Cheryl displayed a table of the survey’s protective factors organized by ACH domain (Clinical, Community, Clinical-Community, and Policy, systems, or environmental). This grid provided illustration of the differentiation between the types of programs within each category, as well as the large difference in the number of protective factors listed within each category(policy, systems, environmental change was not well-represented in responses).

Cheryl also shared what activities respondents were interested in exploring, as well as the organizations interested in sharing outcomes data. Christy noted that as the Workgroupbeginsto explore partner-generated data, these organizations will beapproached first.

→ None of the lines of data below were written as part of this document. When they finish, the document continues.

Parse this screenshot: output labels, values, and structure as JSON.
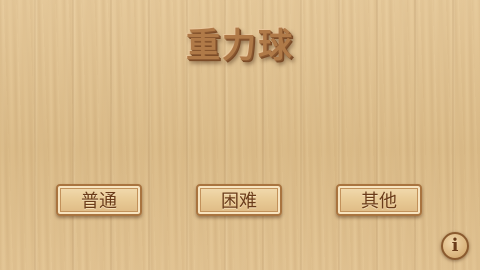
{
  "title": "重力球",
  "menu": {
    "normal_label": "普通",
    "hard_label": "困难",
    "other_label": "其他"
  },
  "info_button": {
    "glyph": "i",
    "icon": "info-icon"
  },
  "colors": {
    "wood_background": "#e2c595",
    "button_border": "#a9743f",
    "button_text": "#6b3c1a",
    "title_text": "#b07a48"
  }
}
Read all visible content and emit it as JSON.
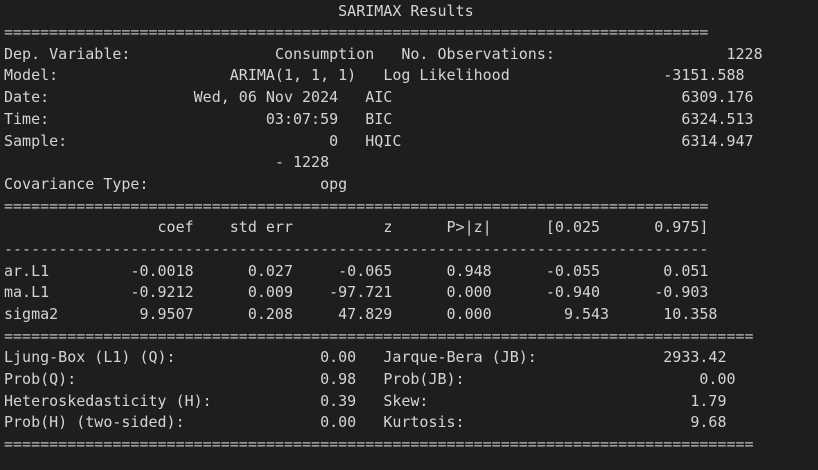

Chery will continue analyzing the survey results, examining the types of data collected as part of each program, as well as interest in sharing program outcomes data todemonstrate impact.

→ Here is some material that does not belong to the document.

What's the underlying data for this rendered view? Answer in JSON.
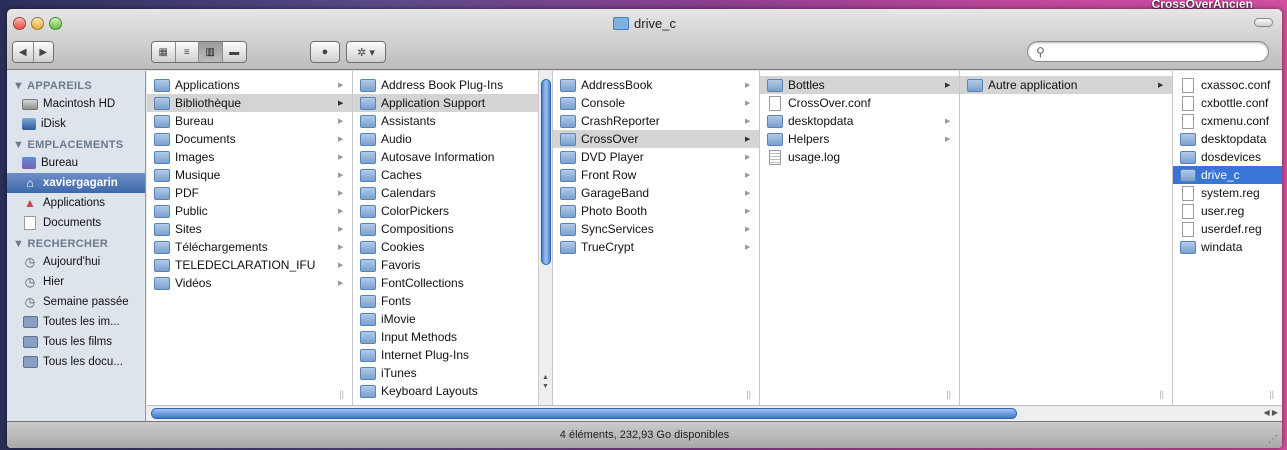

Discuss Data Dashboard Strategy and Phases

As the SD ACH collects data, it will produce dashboards to illustrate the status of multiple measures. Sonal Desai discussed the development process that the ACH will follow for its dashboards.For each dashboard, the purpose, measures, and visual prioritization will be determined withinthe design process.Once the dashboard hasbeen published, data collection and analysis will continue,after whichan evaluation and refinement processwill take place. Thiswill include consideration of whether graphs effectively communicate data, and whether the dashboard is as accessibleand understandableas possible.The first dashboards will focus on data onadults; data on children and teens will be added later, after which data will be broken down by thefive lensesin order to visualize disparities.We will also develop a dashboard about how well the ACH is meeting its grant objectives.

Members of the workgroup discussed dashboards they have found interesting or well-designed in the past, while Elizabeth Bustos noted that the Community Resident Engagement Workgroup (CREW) will have a critical role in reviewing all public-facing dashboards to provide feedback on accessibility.

Next Indicator Deep Dive: Physical Activity

The Workgroup will go through a process similar to the wellbeing indicator selection at its next meeting. Potential primary and secondary indicatorsfor physical activitywill be discussed, and a final set of secondary indicators will be selected. Christy encouraged Workgroup members to share any publicly available dataon physical activity with which they have worked.

Next Steps

The next Data and Metrics Workgroup Meeting will take place on September 27th. Members were reminded of the upcoming ACH Community Stakeholder meeting on September 13th, 2018. Christy also provided dates for the upcoming Workgroup meetings through the rest of the year: October 25th, and November 29th. The Workgroup meeting in December may be held on December 20th.

Date and Time

August 23, 2018 02:00 pm
August 23, 2018 04:00 pm

ACHs build on prior efforts to coordinate and integrate various organizations, programs and services by linking their activities together in a coherent and reinforcing portfolio of interventions across five key domains.